Comments on Consumer-Funded Incentives for Cybersecurity Investments By Utilities

By Tyson Slocum

Public Citizen today provided comments in Federal Energy Regulatory Commission Docket No. RM21-3 on the Commission’s proposal to allow utilities to tap into very lucrative financial incentives – paid by ratepayers – to fund cybersecurity investments that exceed minimum federal mandates. As an organization dedicated to advocacy on behalf of households, Public Citizen fully appreciates that consumers can benefit from investments in cybersecurity protections, and we encourage utilities to make outlays that go above and beyond federal minimum requirements. But as cybersecurity challenges and corresponding investment needs quickly mount, it is unjust and unreasonable to expect consumers to bear all of the responsibility of looming cybersecurity defense needs. Shared financial responsibility among shareholders and owners of utility infrastructure, federal and sub-federal governments, and consumers is necessary to ensure equitable investments for needed cybersecurity enhancements.

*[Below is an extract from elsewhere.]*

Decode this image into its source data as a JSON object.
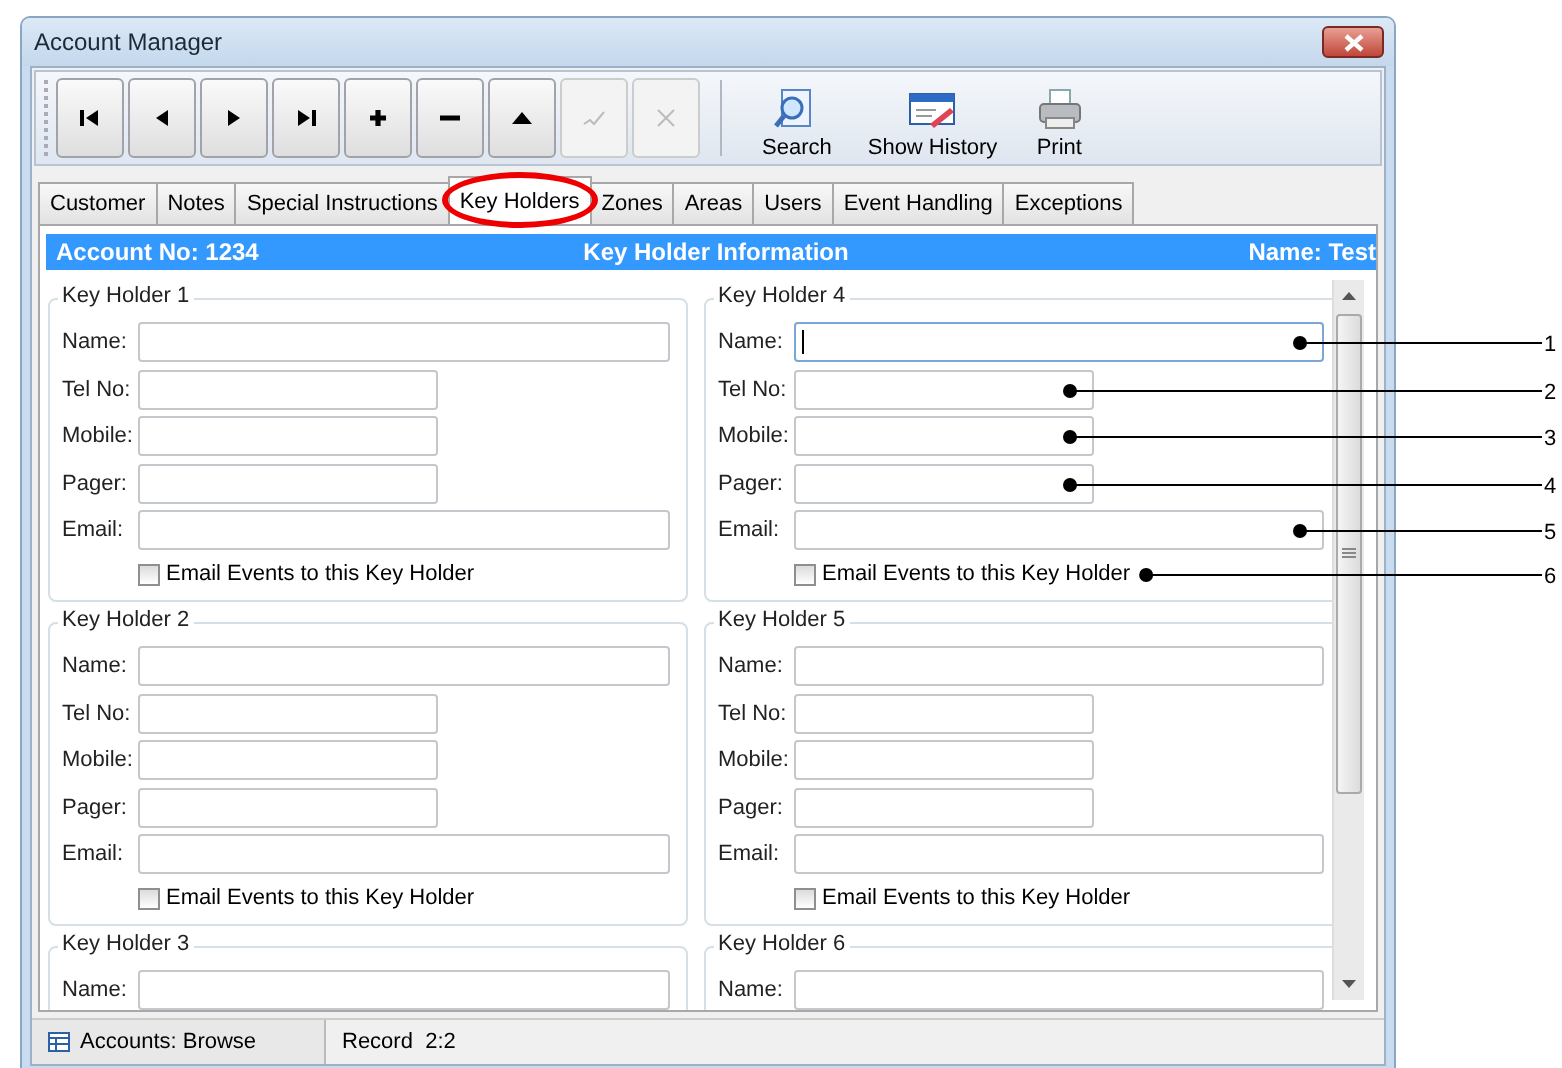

Utilities can rely on existing cost-of-service rate treatment to fund voluntary cybersecurity investments and do not require incentives such as ROE adders or deferred cost recovery. Preventing cybersecurity attacks is a shared financial responsibility among utilities, consumers and the government, and therefore consumers should not be responsible for shouldering all of the investment burden. FERC should improve minimum cybersecurity standards rather than rely on incentive rate treatment for voluntary investments. The development and enforcement of cybersecurity standards by NERC will be enhanced by implementing governance reforms at NERC, including placing a bona fide consumer advocate on the Board of Trustees.

Read the full filing here: Cybersecurity Incentives